Where we assign a new value to an entry that already exists, then that entry simply gets a new value and the rest of the array is unaffected. Also by combining the variants of the splice() method that we have already looked at we can replace existing entries or fill gaps in the array.

var arr1 = ['a','b','c','d','e','f',,,'i'];
var arr2 = arr1.splice(6,2,'g','h');
test(arr1); // length:9, 0:a, 1:b, 2:c, 3:d, 4:e, 5:f, 6:g, 7:h, 8:i
test(arr2); // length:2

Conclusion

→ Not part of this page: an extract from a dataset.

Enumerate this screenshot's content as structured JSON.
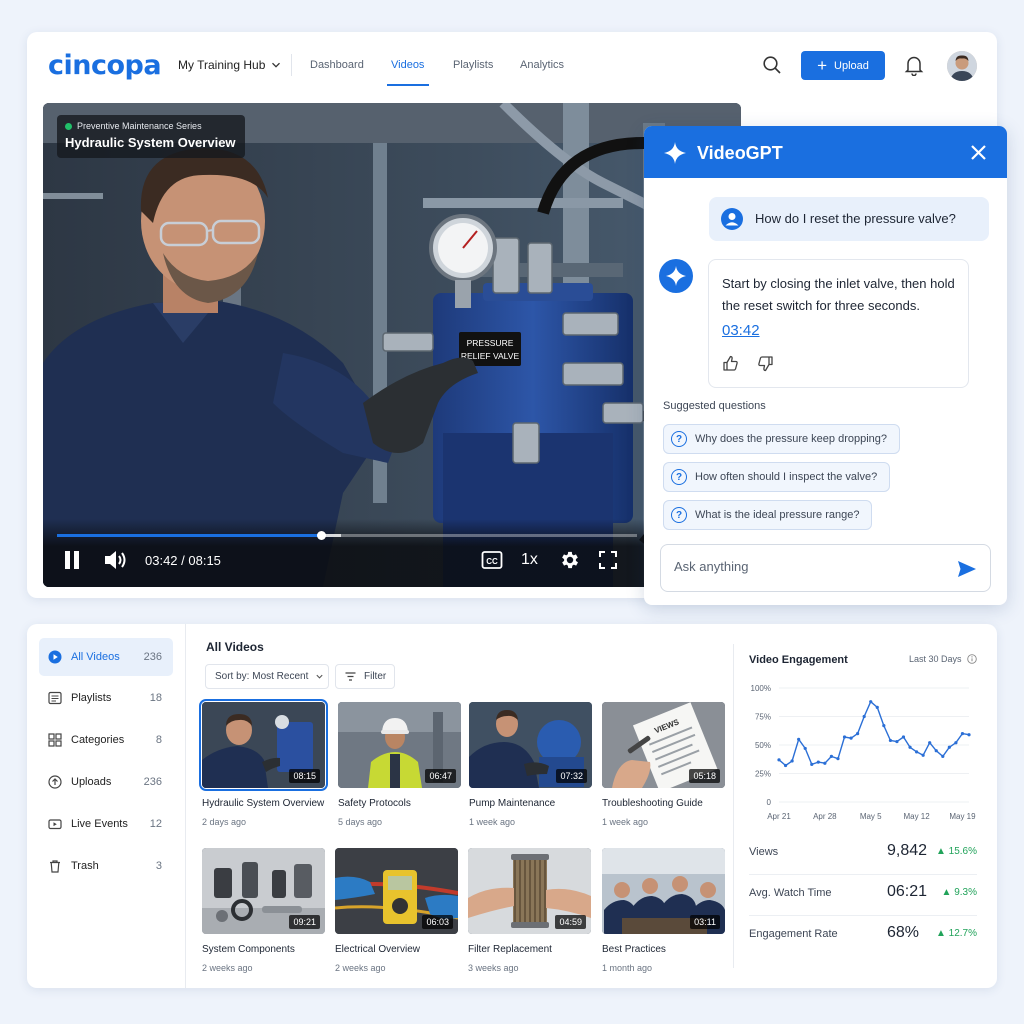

The above examples should have given you a better idea of how the length property of an array works. This can be greater or equal to the number of entries in the array. Where it is equal we have a dense array and where it is greater we have a sparse array. Exactly what a particular array method does can depend on whether there is actually a property corresponding to a given position in a sparse array. If we change the length of an array it removes any numbered properties in the array that are in positions that are greater than the new length. If the length was equal to the amount of numbered properties and we increase the length then we convert a dense array to a sparse one. The array methods for deleting and adding properties in the array will move the existing entries around where necessary and will also retain and move any gaps between the properties.